Background. Despite recent gains in Immunization levels nationally, rates in urban, poor populations remain low. We hypothesized that more timely utilization of well child care visits and immunizations could be promoted through case management services that included home visits and telephone contacts. Design. Approximately 400 African American women/newborn pairs born in an inner city area were randomized into control or case management (CM) groups. At one year maternal interviews and chart abstractions from provider records were conducted. Intervention. The CM group was assigned a case manager who made an average of 4 home visits during the year.
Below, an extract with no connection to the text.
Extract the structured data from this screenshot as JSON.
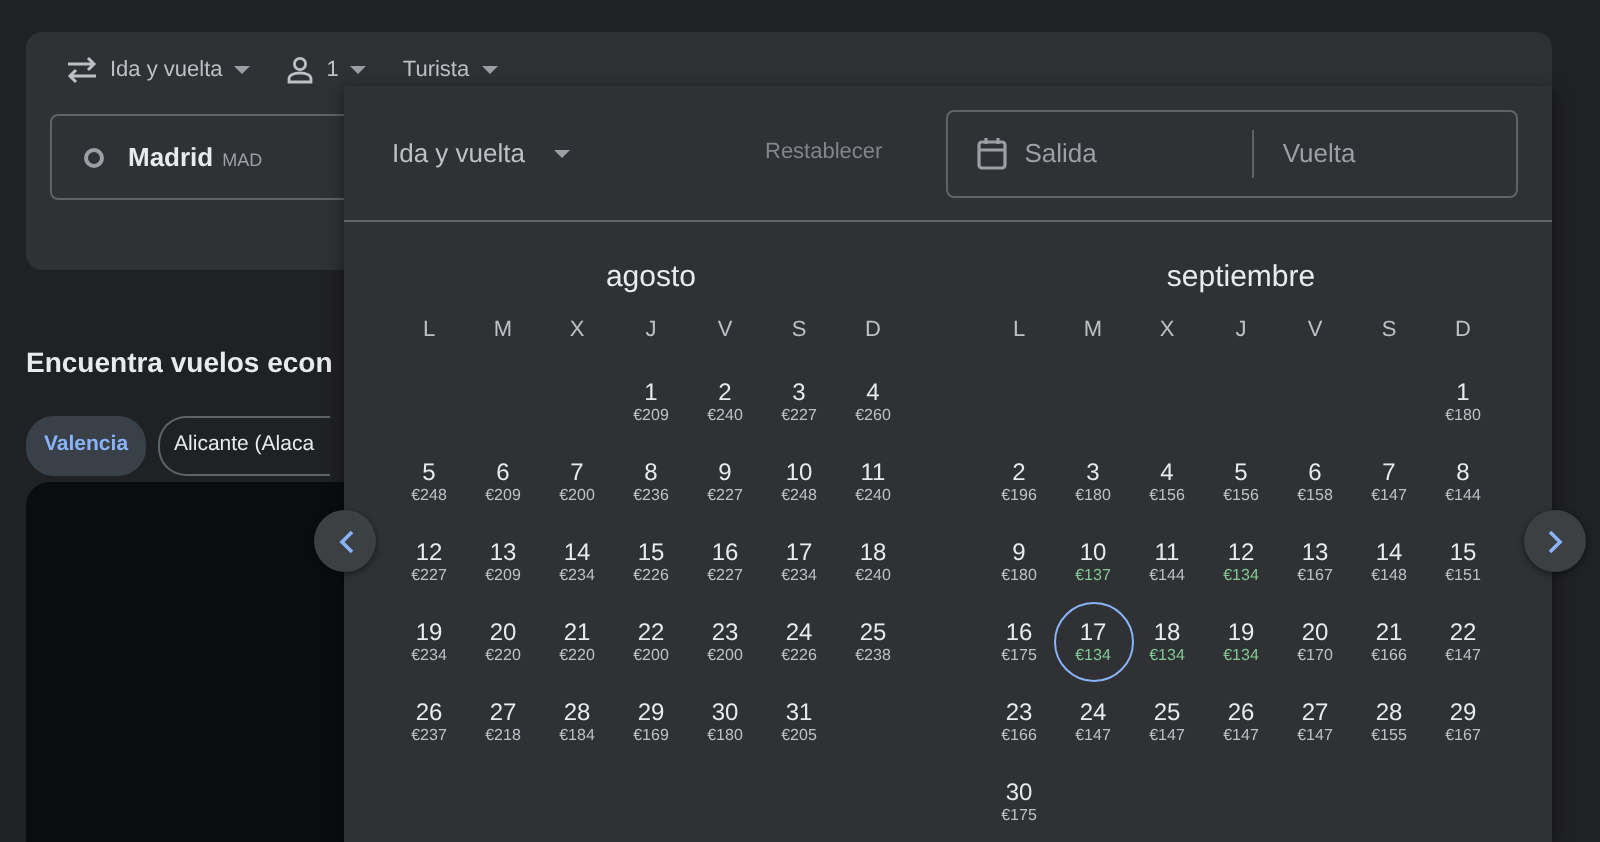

Enrolled families were given education on immunizations, Medicaid and sources of well child care. They were contacted after each Immunization was due and assisted with access to providers if they missed immunization milestones. Both groups were given a health passport designed and distributed by the State of California. Outcome Measures. Children were considered up-to-date if by 12 months of age they had received 3 DTP and 2 OPV. Number of well child visits are also assessed as an outcome. Results. Preliminary data from the baseline and exit interviews are presented. There were no important demographic differences between the case management and control groups. 74% of the CM and 58% of the Control groups were UTD at 12 months (p < .01). Late receipt of immunization was also associated with higher sibling position (p < .01 ), having ever missed an appointment for immunizations (p < .001), maternal smoking (p < .01 ), and number of life difficulties experienced (p < .01). Logistic regression analysis confirmed the findings from the bivariate analyses. Cost benefit analyses are discussed. Conclusions. Among an impoverished, high risk population case management raised the rate of early receipt of immunizations in the first year of life by 16 percentage points. Other factors related to family structure and maternal smoking were also important predictors of immunization status.
|Original language||English (US)|
|Journal||Journal of Investigative Medicine|
|State||Published - Jan 1 1996|
ASJC Scopus subject areas
- Biochemistry, Genetics and Molecular Biology(all)